The Global Wetland Outlook
The Global Wetland Outlook provides a current overview of global wetlands: their extent, trends, drivers of change and the responses needed to reverse the historical decline in wetland area and quality. Wetlands provide us with water, they protect us from floods, droughts and other disasters, they provide food and livelihoods to millions of people, they support rich biodiversity, and they store more carbon than any other ecosystem. Yet, the value of wetlands remains largely unrecognized by policy and decision makers.
- Up to 87% of the global wetland resource has been lost since 1700. We lose wetlands three time faster than natural forests
- Wetland-dependent species are in serious decline.
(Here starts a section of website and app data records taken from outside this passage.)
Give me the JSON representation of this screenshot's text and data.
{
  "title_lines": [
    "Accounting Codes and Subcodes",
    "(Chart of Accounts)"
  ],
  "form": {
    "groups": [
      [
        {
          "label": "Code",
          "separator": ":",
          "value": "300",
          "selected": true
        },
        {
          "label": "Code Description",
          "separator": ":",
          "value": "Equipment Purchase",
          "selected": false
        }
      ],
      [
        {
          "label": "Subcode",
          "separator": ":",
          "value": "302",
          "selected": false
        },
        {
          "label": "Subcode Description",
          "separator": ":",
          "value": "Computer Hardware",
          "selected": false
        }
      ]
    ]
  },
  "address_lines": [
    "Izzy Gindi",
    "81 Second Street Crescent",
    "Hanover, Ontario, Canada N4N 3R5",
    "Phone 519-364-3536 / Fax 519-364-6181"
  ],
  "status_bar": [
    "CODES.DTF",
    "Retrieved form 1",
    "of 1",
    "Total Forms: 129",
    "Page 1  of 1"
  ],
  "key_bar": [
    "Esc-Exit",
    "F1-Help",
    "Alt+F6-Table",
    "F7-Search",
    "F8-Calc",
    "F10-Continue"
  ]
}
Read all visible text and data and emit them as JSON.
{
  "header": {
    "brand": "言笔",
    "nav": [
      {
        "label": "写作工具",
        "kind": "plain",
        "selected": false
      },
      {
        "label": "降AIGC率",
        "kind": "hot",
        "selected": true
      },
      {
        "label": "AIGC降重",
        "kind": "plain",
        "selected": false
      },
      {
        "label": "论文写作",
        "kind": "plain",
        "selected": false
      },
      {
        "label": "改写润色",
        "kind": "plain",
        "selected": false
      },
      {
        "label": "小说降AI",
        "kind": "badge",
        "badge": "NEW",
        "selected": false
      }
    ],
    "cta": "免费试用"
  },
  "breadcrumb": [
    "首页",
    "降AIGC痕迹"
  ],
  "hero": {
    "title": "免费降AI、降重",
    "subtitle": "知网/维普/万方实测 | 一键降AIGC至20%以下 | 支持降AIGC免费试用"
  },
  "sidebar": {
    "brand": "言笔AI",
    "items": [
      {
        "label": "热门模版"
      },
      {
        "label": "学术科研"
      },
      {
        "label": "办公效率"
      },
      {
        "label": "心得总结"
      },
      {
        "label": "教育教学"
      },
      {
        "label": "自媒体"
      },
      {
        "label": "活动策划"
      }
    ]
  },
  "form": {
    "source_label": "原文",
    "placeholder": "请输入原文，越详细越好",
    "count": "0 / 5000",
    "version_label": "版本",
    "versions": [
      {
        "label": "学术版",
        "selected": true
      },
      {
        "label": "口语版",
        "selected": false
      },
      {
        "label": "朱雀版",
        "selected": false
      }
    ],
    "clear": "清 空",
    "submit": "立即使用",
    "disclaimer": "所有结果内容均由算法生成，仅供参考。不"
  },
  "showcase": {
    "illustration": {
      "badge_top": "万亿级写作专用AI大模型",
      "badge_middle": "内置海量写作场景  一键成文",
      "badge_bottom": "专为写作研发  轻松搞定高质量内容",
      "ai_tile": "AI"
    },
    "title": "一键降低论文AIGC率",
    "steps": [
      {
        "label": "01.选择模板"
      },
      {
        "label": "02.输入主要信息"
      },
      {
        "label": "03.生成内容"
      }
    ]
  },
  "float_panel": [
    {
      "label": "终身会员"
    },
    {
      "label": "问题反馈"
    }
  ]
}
Since 1970, declines have affected 81% of inland wetland species populations and 36% of coastal and marine species
- The loss of wetlands continues with direct and measurable negative impacts on the quality and availability of water, food security, biodiversity and carbon sequestration.
- Healthy, functioning wetlands are essential to delivering a range of global targets, including the UN Sustainable Development Goals, the Aichi biodiversity targets, the Paris Agreement on Climate Change and Land Degradation Neutrality.
- The purpose of the Global Wetlands Outlook is to increase understanding of the value of wetlands and provide recommendations to ensure that wetlands are conserved, wisely used and their benefits recognized and valued by all.
From the report: Land degradation neutrality The UN Convention to Combat Desertification set a target for land degradation neutrality to halt the slide towards further degradation. Many forms of land degradation are linked to water management, and land degradation directly impacts wetlands such as peatlands, estuaries and rivers; these include some of the degradation hotspots around the world.
The Ramsar Convention is the only international treaty focused on wetlands. It provides a platform of 170 Contracting Parties working together for wetland conservation and wise use, and to develop the best available data, advice and policy recommendations to realize the benefits of fully functional wetlands to nature and society. Parties to the Convention have already committed to maintaining the ecological character of over 2,300 Wetlands of International Importance covering nearly 250million hectares, 13-18% of global wetlands.